A few U.S. cities have embraced composting systems, but even among diehard recyclers, the idea of separating the leftovers for municipal pickup has been a tough sell. One New Yorker hopes that a better design aesthetic can bring composting to the city-dwelling masses.
Debbie Ullman, a former tabloid newspaper designer, has reinvented the newspaper box, turning the vending machines for a struggling industry into collection bins for compostable materials. She says her creation, the New York Compost Box Project, a public receptacle for food scraps, is an urban intervention.
“The boxes are so commonplace in the city, and I wanted to subtly tweak them to make people stop, look twice, and think about what they are seeing versus what they expect to see,” Ullman told Fast Company.
While a collection box on every corner might not yet be pending, the designer hopes the models sprinkled around New York City will simply make people stop and think.
“They are helping non-composters to think about it in a fun and memorable way and to ask questions … The novelty of the boxes seems to be overcoming the ick factor for these folks, it seems,” she said. “I want people to ask questions so they can learn the truth about how easy it is, and learn about all of the options for disposing of food waste in New York City,” Ullman said.
Three collection boxes are at nonprofit composters or community gardens that already process scraps onsite.
Marielle Mondon is an editor and freelance journalist in Philadelphia.

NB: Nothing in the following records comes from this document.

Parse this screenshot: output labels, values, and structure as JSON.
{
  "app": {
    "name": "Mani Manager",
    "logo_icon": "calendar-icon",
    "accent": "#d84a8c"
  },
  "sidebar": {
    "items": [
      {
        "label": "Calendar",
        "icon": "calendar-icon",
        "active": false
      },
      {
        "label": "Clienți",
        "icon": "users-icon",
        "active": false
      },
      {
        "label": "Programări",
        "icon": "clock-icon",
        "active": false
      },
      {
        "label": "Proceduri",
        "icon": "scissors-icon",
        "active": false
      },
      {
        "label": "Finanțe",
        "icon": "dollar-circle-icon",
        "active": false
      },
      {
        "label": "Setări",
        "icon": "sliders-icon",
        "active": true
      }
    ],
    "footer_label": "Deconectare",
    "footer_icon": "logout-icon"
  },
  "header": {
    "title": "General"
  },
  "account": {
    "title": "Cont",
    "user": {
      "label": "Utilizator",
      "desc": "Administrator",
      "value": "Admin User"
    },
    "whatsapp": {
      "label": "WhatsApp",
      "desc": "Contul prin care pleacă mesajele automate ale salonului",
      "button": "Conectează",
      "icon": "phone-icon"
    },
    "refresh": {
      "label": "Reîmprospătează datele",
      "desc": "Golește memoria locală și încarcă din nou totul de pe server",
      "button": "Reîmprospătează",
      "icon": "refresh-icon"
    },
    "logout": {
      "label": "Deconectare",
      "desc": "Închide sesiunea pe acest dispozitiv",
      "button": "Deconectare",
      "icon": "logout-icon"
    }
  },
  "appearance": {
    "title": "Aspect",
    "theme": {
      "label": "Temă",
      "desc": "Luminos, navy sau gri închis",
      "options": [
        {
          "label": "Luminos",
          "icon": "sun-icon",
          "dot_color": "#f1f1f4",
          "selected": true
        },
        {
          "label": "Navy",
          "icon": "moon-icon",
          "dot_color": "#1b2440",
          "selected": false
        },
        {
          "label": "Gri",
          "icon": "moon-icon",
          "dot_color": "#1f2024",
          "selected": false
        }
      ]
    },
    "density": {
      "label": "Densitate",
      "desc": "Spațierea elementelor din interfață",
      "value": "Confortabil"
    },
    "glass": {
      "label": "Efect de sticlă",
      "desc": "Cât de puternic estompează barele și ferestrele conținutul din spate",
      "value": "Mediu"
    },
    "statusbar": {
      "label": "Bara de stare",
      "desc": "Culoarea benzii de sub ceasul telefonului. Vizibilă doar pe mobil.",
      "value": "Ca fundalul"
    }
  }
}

Her work has appeared in Philadelphia City Paper, Wild Magazine, and PolicyMic. She previously reported on communities in Northern Manhattan while earning an M.S. in journalism from Columbia University.